Rutger University Press 2004, 240 s. ISBN 0-8135-3434-8
Bogomtale fra forlaget.
"Zandy takes her subject-the living,
writing, and teaching of the American working-class experience-deeply into a
regrettably obscure area of cultural studies, one which she is eminently able to
treat."--Martha Banta, author of Barbaric Intercourse: Caricature and the
Culture of Conduct
What are two hands worth?
In linking forms of cultural expression to labor, occupational injuries, and
deaths, Hands: Physical Labor, Class, and Cultural Work centers what is
usually decentered--the complex culture of working-class people. Janet Zandy
begins by examining the literal loss of lives to unsafe jobs and occupational
hazards. She asks critical and timely questions about worker representation--who
speaks for employees when the mills, mines, factories, and even white-collar
cubicles shut down. She presents the voices of working-class writers and
artists, and discusses their contribution to knowledge and culture.
Zandy also illuminates the relationship between contemporary poets and
historical events such as the Triangle fire, and argues for consideration of
Ralph Fasanella as a great narrative painter of the working class. Hands
concludes with an imaginative interpretation of how our complex system of
technology affects laboring bodies through various speed zones of history,
culture, and lived experience.
This path-making book reveals the flesh and bone beneath the abstractions of
labor, class, and culture. It is an essential contribution to the emerging field
of working-class studies, offering a hybrid model for bridging communities and
non-academic workers to scholars and institutions of knowledge.
Janet Zandy is a professor of language and literature at the Rochester
Institute of Technology.

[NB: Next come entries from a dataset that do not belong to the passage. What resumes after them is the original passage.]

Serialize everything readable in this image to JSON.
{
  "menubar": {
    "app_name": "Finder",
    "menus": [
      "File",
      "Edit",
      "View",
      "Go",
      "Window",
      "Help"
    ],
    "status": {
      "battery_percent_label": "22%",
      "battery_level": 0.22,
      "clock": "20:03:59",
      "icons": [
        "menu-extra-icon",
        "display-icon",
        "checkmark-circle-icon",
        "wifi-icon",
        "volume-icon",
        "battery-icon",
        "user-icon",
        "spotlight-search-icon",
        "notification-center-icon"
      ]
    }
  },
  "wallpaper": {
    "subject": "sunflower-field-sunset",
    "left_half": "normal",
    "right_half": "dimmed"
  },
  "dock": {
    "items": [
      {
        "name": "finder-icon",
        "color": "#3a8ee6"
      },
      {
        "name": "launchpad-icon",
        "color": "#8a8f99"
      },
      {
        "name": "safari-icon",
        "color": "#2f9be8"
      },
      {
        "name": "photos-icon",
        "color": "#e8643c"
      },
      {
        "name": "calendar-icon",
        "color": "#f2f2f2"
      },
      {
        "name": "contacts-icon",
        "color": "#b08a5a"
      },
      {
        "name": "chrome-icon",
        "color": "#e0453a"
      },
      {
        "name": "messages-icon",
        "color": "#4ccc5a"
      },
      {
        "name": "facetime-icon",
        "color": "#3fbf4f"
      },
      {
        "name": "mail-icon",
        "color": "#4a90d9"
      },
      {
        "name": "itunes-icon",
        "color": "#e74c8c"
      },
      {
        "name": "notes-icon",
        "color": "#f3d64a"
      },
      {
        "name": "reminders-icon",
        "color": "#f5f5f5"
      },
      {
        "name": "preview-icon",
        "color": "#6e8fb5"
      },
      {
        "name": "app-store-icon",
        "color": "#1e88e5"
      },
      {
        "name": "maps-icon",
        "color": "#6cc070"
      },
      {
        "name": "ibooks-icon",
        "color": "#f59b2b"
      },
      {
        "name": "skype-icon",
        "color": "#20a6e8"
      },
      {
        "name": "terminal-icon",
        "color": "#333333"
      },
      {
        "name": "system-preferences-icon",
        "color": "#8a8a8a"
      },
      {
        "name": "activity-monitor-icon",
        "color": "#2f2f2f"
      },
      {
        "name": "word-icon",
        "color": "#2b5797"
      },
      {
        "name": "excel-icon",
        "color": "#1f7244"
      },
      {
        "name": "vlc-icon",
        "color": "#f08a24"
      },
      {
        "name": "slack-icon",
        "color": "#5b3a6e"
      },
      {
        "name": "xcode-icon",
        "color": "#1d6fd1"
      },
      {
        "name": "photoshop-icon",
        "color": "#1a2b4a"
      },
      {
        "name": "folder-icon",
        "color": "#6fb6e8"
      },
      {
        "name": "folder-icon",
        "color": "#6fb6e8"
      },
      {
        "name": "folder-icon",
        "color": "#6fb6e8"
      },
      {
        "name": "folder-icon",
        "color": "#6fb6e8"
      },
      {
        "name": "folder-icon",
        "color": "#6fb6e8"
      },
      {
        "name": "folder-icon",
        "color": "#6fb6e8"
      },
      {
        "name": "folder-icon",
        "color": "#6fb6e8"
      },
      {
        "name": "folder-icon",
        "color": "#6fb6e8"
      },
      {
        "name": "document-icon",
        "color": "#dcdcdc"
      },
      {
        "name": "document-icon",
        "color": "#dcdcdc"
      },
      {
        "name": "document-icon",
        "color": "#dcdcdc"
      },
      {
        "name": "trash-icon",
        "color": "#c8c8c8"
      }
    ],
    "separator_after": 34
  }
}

She is the author of Calling Home: Working-Class
Women's Writing, Liberating Memory: Our Work and Our Working-Class
Consciousness, and What We Hold in Common: An Introduction to